▸ ASSIGNMENT:
Go through the listing and copy each line with the string "Dinas".

=== Begin Enclosure ===

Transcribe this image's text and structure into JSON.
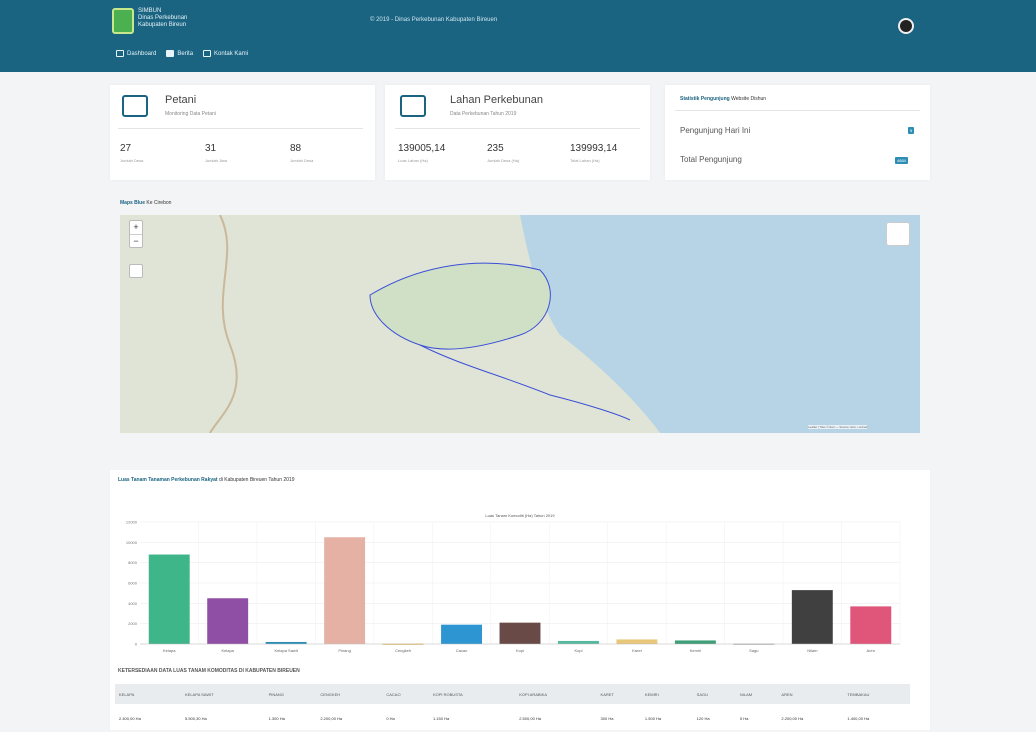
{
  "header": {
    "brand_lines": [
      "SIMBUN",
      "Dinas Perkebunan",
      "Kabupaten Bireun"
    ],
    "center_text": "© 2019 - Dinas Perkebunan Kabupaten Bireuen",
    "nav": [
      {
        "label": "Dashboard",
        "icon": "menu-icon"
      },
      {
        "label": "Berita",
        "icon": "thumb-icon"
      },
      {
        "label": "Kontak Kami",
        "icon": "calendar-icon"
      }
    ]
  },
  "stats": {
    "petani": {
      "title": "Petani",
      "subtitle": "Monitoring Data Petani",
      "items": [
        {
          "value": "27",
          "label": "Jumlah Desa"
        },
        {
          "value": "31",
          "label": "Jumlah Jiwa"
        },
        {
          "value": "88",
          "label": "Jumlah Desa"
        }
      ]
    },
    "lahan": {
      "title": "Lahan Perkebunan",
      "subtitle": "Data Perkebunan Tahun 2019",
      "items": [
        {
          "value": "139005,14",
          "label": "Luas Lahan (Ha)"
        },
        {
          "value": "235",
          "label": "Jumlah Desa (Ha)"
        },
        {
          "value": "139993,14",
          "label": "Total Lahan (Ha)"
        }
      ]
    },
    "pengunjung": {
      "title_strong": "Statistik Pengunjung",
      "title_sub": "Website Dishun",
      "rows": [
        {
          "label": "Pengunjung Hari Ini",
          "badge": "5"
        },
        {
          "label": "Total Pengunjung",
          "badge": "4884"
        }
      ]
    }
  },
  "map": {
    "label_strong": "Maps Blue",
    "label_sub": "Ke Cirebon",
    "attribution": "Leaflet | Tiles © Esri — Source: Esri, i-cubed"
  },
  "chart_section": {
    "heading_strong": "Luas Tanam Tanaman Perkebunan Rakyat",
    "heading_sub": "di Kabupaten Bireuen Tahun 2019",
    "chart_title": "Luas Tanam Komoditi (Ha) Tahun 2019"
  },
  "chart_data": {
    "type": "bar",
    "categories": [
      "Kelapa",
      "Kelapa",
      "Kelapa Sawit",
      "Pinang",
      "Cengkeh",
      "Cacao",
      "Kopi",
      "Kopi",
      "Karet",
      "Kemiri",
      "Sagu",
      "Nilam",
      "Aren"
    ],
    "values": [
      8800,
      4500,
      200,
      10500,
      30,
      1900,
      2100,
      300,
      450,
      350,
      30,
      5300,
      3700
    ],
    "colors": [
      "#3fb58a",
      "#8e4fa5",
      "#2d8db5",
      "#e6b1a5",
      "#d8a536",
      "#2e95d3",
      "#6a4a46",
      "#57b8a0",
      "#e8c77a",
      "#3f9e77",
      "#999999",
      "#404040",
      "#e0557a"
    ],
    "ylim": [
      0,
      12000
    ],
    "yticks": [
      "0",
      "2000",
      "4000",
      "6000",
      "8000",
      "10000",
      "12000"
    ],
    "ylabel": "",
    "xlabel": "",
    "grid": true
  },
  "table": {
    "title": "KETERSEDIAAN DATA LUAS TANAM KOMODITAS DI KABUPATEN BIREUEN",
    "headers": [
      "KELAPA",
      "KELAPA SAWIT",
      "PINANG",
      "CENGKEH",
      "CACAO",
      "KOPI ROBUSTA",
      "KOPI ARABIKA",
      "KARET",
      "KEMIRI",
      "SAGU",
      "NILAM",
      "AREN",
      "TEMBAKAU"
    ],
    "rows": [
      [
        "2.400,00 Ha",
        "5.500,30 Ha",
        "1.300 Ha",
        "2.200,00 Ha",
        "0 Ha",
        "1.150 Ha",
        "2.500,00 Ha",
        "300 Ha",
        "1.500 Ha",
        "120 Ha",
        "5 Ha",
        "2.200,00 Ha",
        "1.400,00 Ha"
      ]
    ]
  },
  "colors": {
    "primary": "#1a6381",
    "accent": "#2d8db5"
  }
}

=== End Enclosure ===
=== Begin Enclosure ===

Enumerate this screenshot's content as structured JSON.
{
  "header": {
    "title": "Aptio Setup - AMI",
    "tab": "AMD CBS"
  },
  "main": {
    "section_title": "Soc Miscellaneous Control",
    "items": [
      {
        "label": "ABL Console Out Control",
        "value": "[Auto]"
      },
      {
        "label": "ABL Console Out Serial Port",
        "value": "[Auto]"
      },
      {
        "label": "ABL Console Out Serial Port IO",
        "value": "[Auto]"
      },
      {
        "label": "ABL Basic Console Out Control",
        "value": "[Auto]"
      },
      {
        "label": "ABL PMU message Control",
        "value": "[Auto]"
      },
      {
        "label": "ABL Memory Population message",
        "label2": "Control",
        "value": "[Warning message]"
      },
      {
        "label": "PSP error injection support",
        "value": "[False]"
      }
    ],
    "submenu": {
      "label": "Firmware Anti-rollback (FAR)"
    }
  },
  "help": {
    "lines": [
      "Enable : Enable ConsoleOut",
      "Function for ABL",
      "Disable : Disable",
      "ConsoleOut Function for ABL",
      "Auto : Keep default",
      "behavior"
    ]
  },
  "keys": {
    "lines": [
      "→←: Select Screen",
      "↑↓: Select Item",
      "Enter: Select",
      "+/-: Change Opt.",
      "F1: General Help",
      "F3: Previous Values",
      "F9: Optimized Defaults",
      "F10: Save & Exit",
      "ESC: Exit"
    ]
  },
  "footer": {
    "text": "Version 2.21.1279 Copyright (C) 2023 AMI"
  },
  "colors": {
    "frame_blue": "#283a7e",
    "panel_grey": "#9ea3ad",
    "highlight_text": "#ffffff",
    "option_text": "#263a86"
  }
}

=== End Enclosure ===

▸ COMPLETED EXERCISE:
      "Dinas Perkebunan",
    "center_text": "© 2019 - Dinas Perkebunan Kabupaten Bireuen",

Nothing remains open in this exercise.